After eight consecutive playoff appearances, the Trail Blazers embraced the tank after Damian Lillard’s abdominal surgery last season. CJ McCollum, Larry Nance Jr., Robert Covington and Norman Powell went out resulting in a 2-21 close to the season and the No. 7 overall pick.

However, no one wants this to become a multi-year remodel, especially with Lillard now on the wrong side of 30. The roster is essentially a blank slate outside of Lillard and some young players, and the plan is to build a team that can vie for a spot in the playoffs straight away.

The first step was to acquire Grant, which Lillard advocated, according to Wojnarowski. Grant should fit in perfectly as a versatile forward who will immediately improve his porous defense and take some of the offensive responsibility off Lillard’s shoulders. Having a real scoring threat on the wing will be a nice change of pace for the Blazers, who have relied on a small backcourt for so long.

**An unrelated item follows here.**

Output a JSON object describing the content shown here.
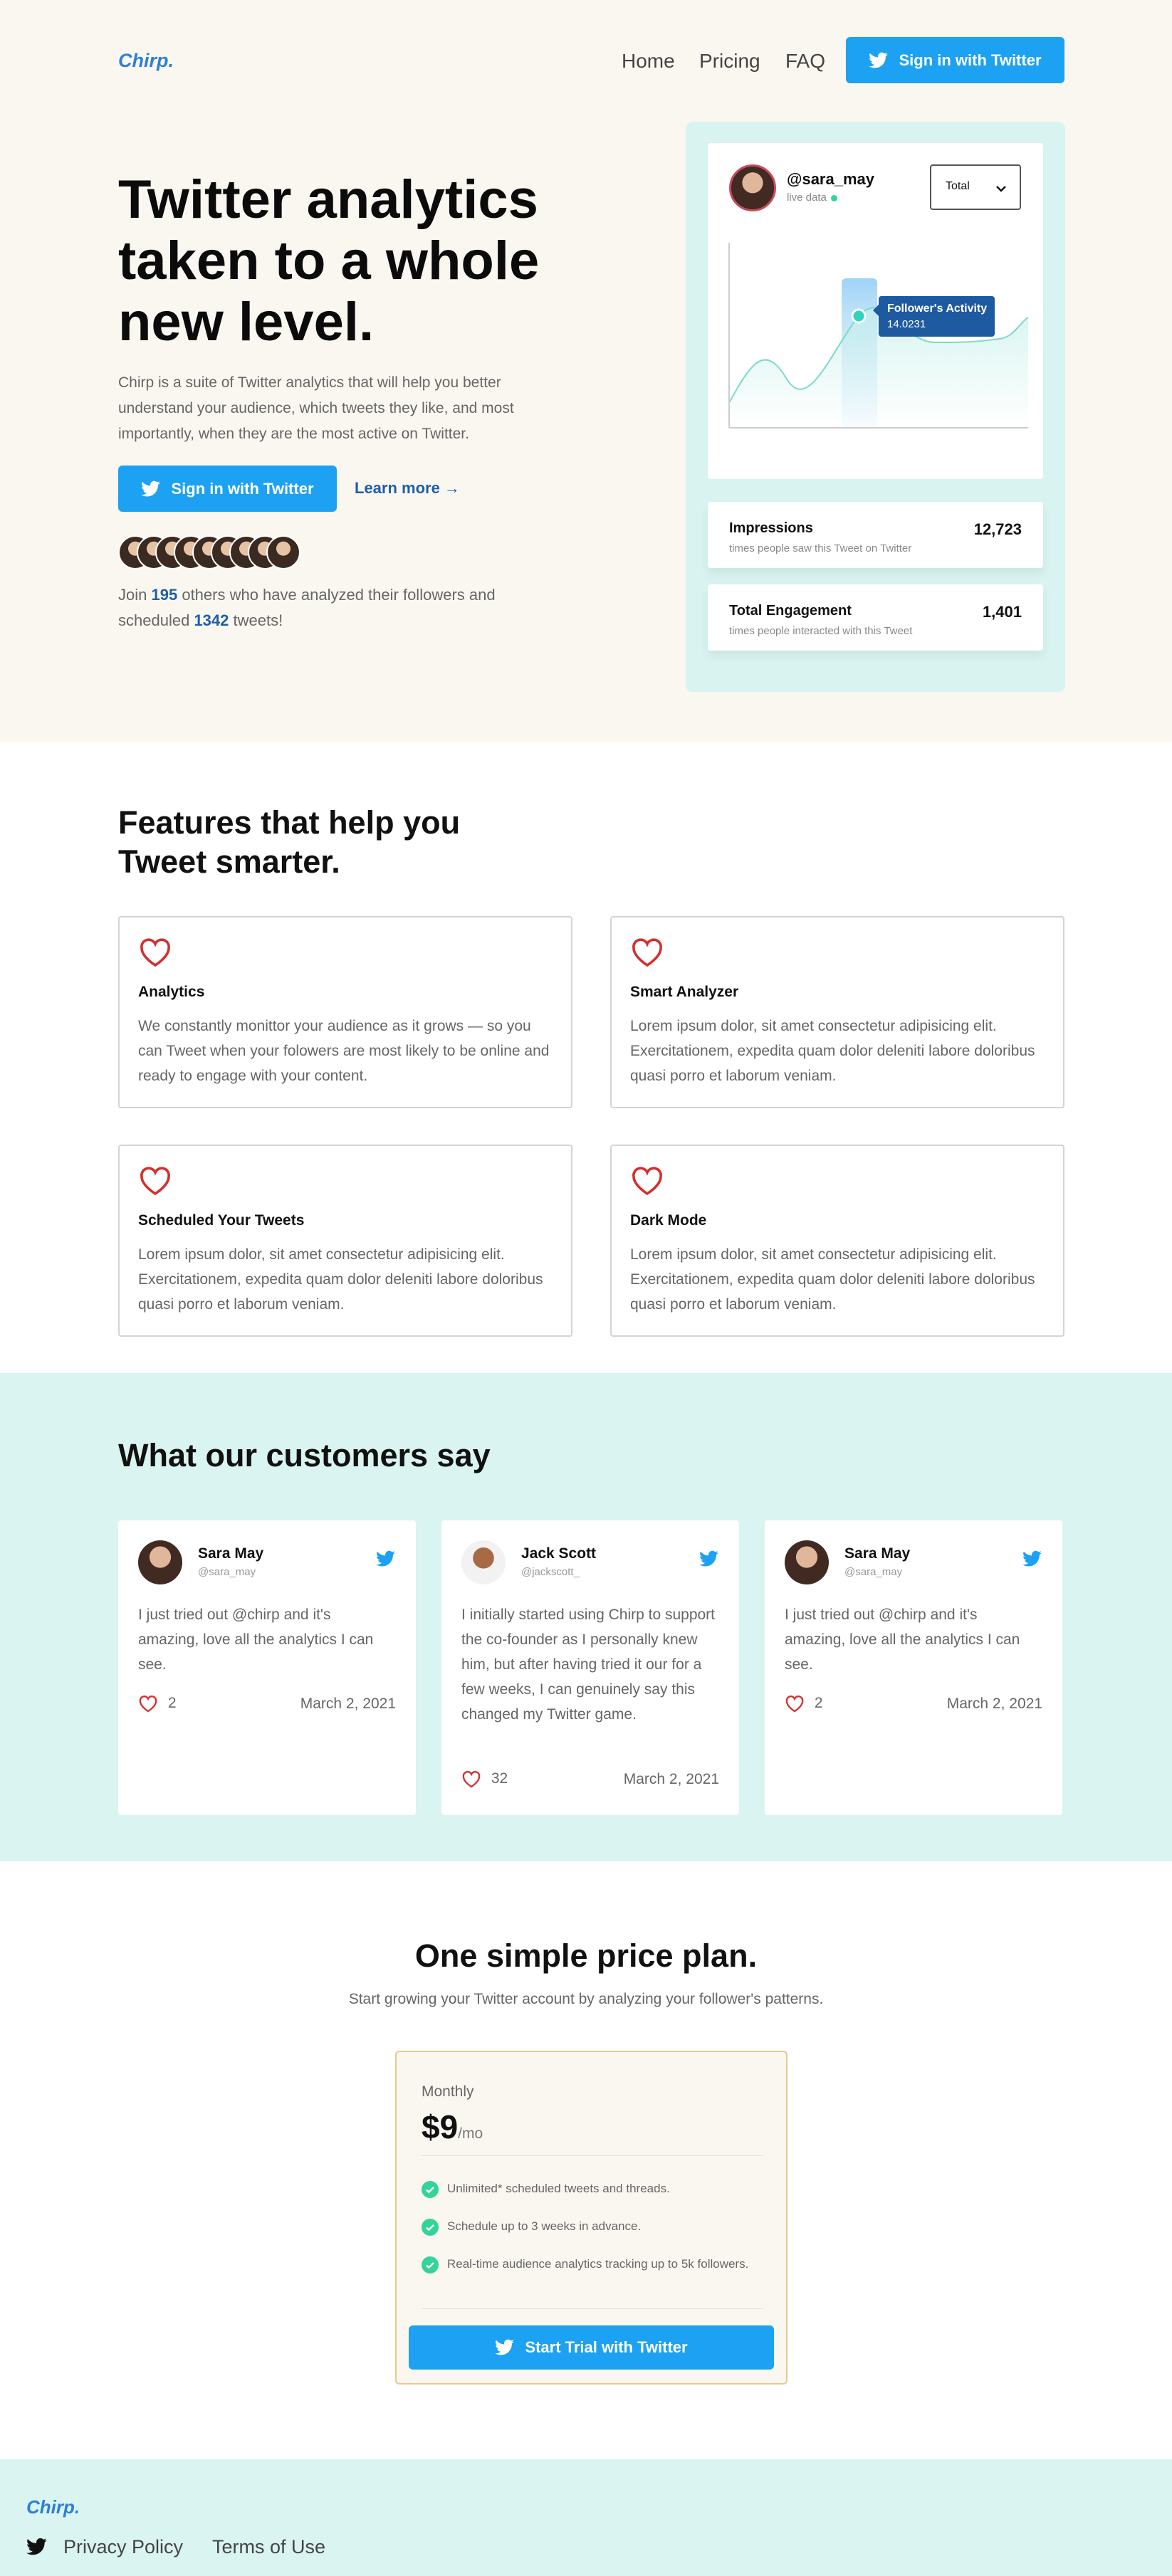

Best of all for the Blazers, they didn’t have to give up much to get a player who would make their team better. A first-round pick three years later means a lot more to a Pistons team being rebuilt than to a Blazers team trying to win now. The picks and swaps in the second round are just whatever.

The next course of action for the Blazers is figuring out how to add even more talent to the roster. Grant is a good start, but he and Lillard can’t do it alone. To that end, it’s worth noting that the team is dangling the number 7 pick to try and add a veteran. OG Anunoby is a possible option, according to Chris Haynes

Class A-